Power outages in Sub-Saharan Africa cost companies 31% in sales
In Sub-Saharan Africa, countries with unreliable power cost some companies as much as 31 percent in sales, according to a new study released by the Center for Global Development.
Researchers from the Center for Global Development (CGD) examined data from more than 3,000 firms in 37 African countries in an effort to examine how businesses across Sub-Saharan Africa respond to frequent power outages, and what it means for their businesses’ bottom lines and growth prospects.
While there’s a lot of effort put into providing solar panels and generators to African households to power their daily lives, to actually change the economic development equation in Africa we must focus our efforts on the energy infrastructure that can power businesses,” said Vijaya Ramachandran, the study’s lead author and a senior fellow at CGD. “We found that unreliable power can have a major impact on businesses, dampening their growth prospects and undermining job creation opportunities.”
The study found:
In some of the continent’s largest economies like Nigeria, Angola, and Ghana, more than 25% of businesses lose double-digit sales due to power outages—with some firms averaging losses of 31%.
The largest grouping of firms are just surviving.
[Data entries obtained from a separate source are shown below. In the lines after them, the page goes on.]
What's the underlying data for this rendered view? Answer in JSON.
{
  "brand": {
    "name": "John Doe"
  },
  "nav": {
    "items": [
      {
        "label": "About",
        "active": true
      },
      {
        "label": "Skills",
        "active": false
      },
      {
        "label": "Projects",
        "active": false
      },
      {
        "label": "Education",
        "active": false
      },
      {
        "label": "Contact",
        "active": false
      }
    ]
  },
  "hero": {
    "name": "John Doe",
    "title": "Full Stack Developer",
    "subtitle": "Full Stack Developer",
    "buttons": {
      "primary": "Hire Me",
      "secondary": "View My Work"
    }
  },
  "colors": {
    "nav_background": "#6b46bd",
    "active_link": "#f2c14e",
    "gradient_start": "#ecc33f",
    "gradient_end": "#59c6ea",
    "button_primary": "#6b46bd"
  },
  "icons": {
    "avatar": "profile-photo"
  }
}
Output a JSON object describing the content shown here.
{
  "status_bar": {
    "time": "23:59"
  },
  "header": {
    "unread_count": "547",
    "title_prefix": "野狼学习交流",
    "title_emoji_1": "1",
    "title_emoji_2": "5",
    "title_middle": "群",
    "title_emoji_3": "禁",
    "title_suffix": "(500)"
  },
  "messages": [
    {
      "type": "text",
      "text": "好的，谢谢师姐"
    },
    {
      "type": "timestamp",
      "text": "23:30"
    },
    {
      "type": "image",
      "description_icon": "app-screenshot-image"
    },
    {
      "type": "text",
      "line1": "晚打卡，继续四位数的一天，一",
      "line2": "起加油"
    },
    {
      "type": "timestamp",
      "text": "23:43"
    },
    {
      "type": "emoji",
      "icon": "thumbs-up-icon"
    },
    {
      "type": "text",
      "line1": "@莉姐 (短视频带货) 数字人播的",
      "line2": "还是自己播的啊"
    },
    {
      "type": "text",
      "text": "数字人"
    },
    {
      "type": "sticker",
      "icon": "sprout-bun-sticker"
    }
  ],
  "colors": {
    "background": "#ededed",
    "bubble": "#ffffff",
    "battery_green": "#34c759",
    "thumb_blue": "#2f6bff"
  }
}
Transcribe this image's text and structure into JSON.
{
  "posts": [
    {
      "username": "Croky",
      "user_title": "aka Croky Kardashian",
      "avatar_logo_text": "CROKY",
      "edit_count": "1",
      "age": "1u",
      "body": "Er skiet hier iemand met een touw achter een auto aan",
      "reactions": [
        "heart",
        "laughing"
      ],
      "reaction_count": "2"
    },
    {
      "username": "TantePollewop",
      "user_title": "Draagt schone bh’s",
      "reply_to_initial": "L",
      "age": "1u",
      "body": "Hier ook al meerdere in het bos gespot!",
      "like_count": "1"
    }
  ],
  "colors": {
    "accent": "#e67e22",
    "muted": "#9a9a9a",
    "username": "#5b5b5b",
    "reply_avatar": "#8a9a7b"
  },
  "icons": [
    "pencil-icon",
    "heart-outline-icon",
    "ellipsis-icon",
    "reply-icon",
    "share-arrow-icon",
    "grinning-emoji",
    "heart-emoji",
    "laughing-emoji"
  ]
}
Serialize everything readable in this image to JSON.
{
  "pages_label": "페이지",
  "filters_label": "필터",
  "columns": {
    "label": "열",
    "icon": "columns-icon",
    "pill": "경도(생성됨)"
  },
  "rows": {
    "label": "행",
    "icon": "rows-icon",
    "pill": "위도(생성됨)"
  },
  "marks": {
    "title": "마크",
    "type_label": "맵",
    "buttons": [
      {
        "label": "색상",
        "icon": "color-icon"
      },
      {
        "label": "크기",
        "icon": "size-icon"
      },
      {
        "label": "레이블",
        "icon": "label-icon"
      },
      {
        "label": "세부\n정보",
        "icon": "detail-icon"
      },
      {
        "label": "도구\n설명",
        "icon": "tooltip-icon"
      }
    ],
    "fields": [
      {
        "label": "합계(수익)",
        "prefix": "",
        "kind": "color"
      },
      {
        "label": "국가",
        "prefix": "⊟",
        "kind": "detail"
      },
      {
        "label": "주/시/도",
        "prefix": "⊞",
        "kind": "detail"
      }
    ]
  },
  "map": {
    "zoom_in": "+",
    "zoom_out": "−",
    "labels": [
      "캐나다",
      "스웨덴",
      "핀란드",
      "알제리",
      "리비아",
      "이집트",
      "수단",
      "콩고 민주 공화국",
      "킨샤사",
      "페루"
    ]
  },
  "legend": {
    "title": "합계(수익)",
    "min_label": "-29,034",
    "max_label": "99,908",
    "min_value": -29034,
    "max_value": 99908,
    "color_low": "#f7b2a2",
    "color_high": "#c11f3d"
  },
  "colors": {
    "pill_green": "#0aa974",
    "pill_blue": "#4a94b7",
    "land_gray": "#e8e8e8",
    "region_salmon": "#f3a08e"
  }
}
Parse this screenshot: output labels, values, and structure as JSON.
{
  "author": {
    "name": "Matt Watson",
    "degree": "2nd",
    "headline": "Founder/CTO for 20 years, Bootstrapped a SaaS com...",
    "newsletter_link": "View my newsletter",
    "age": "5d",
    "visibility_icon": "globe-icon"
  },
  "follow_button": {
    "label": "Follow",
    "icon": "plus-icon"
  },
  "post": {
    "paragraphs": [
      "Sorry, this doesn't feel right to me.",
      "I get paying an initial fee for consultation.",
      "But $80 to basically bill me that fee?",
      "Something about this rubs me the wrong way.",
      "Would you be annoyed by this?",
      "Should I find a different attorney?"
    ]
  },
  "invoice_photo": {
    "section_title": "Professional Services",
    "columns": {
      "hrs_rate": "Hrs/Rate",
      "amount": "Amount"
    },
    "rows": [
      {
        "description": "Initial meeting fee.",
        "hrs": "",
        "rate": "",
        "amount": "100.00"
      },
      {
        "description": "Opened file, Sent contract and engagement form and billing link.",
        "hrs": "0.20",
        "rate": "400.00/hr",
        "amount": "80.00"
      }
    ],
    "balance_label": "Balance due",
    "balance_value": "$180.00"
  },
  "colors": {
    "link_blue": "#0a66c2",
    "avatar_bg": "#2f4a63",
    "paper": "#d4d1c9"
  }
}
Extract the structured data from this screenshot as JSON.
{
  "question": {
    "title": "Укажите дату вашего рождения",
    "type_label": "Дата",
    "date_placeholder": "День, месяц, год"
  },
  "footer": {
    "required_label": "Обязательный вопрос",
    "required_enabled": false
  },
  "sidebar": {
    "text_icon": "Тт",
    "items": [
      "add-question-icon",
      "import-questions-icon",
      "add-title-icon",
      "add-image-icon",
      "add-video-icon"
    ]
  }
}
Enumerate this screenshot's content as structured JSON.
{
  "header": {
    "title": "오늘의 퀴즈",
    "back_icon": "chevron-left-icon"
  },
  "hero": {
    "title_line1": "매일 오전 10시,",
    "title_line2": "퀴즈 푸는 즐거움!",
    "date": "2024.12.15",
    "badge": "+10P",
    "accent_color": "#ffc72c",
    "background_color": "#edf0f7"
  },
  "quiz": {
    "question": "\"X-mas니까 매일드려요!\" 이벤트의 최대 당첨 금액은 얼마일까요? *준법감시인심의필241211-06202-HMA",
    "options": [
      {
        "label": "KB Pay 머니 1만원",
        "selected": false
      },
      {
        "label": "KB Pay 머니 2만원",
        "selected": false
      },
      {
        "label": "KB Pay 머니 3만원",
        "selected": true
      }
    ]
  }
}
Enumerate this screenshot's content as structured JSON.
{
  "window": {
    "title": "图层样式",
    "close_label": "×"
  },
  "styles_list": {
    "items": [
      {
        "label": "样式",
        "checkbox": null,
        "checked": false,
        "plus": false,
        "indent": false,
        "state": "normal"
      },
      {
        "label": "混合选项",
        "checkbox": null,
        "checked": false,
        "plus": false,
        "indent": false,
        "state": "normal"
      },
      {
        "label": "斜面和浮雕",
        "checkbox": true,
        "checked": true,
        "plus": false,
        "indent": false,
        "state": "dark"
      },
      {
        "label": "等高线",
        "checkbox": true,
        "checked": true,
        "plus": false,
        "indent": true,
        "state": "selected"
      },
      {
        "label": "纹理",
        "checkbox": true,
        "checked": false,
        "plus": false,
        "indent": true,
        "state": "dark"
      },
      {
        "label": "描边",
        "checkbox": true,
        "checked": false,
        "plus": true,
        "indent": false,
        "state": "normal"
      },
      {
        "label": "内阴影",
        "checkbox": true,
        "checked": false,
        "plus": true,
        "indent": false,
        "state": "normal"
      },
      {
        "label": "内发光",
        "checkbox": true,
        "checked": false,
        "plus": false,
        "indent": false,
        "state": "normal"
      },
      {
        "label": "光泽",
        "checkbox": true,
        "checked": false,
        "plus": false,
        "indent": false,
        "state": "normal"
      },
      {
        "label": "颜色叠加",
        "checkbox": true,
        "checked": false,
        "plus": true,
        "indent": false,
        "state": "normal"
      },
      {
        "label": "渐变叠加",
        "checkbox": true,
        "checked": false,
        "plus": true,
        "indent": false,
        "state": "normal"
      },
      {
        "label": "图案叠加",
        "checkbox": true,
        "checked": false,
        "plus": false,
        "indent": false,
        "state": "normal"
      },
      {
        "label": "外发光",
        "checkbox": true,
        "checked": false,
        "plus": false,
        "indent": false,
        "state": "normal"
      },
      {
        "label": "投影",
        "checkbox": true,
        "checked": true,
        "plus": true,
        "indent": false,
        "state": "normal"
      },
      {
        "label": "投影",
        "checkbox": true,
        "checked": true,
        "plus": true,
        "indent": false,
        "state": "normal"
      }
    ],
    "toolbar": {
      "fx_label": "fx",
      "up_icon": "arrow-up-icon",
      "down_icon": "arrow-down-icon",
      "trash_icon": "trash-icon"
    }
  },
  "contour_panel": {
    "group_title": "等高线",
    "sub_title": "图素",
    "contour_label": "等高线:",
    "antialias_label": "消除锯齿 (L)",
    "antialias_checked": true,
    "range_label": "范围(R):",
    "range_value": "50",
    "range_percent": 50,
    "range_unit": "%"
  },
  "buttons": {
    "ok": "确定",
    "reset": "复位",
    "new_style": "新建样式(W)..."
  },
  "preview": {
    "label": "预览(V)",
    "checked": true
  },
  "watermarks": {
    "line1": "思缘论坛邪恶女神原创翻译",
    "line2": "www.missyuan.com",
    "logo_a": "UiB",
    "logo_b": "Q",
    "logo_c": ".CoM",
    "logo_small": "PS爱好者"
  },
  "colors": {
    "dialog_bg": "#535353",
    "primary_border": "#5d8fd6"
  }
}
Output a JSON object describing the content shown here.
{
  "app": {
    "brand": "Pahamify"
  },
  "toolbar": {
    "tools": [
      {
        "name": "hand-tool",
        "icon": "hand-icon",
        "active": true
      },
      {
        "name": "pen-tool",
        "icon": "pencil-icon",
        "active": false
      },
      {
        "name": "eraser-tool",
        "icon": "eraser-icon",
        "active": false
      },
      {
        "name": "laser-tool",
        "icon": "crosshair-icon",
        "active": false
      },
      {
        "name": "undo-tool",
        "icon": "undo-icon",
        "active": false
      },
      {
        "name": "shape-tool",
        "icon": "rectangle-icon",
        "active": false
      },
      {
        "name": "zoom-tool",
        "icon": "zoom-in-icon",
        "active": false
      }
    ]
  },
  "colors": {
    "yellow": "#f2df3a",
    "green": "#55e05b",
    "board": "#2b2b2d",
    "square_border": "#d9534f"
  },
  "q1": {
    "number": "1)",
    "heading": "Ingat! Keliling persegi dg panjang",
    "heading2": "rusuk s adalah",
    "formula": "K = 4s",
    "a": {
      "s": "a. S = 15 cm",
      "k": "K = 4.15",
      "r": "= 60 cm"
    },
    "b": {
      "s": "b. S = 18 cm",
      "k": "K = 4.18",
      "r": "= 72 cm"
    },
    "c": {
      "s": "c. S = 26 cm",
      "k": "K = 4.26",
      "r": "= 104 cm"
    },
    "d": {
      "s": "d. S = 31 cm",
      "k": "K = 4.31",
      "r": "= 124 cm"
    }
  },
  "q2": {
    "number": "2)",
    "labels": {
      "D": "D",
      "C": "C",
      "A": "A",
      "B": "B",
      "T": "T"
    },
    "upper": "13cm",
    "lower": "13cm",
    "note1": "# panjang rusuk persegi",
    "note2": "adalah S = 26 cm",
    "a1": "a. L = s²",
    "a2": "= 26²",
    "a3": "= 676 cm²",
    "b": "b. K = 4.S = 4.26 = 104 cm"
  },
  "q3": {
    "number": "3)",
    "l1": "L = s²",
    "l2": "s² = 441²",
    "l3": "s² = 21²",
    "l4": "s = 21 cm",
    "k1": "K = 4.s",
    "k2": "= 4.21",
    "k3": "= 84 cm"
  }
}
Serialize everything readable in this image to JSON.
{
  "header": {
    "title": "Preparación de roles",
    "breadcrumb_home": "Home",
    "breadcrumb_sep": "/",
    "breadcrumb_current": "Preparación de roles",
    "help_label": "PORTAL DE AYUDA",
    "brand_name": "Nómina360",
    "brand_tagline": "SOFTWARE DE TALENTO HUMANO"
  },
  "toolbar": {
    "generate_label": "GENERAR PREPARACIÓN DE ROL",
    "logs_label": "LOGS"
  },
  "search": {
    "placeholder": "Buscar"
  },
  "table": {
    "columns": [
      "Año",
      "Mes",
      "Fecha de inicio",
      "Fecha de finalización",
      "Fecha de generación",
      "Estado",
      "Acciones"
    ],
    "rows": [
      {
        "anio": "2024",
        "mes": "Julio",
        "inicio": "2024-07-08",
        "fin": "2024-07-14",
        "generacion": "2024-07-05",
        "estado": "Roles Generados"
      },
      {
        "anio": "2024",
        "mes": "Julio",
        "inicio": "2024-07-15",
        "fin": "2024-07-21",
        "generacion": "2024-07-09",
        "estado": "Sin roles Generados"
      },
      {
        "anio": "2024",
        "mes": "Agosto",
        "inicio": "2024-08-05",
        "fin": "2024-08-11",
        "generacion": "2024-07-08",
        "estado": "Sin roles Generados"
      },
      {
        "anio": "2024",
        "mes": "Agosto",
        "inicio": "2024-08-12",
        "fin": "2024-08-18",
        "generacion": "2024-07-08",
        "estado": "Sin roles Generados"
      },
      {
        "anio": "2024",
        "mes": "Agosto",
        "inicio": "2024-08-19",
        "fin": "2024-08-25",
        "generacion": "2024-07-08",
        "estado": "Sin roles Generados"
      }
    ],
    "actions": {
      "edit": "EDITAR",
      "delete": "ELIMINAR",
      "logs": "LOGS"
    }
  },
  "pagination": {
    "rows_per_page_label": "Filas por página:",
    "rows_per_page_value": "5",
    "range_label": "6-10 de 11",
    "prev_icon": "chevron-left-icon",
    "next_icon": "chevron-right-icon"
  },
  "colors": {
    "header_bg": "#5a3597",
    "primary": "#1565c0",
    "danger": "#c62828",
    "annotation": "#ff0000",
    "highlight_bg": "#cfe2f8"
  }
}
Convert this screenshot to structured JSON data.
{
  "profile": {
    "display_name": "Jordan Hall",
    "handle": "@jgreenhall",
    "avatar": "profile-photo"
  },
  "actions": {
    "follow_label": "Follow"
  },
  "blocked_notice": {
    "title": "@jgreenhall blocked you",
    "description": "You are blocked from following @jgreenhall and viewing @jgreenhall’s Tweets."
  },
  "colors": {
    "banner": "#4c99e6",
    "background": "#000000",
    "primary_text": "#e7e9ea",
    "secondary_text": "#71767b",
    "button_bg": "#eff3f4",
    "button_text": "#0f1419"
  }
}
Thanks to a heavy reliance on generators their sales are mostly unaffected by power outages, but they average just 3% growth.
Across the continent, some firms have grown rapidly despite frequent power outages—even in very poor countries.
In middle-income countries, especially in Southern Africa, many firms suffer relatively limited power outages and don’t see significant effects on sales.
The hardest-hit firms average more than 200 hours without power each month, while even the least-affected firms average more than 10 hours per month.
Some individual firms report losing over 70% of their sales.
“Of course, there’s no single story of how African businesses cope with unreliable power, but it’s clear that across the continent, a huge number of firms suffer high costs and lost sales,” said Ramachandran. “Better power infrastructure could enable business growth, create jobs, and produce better economic outcomes for the region.”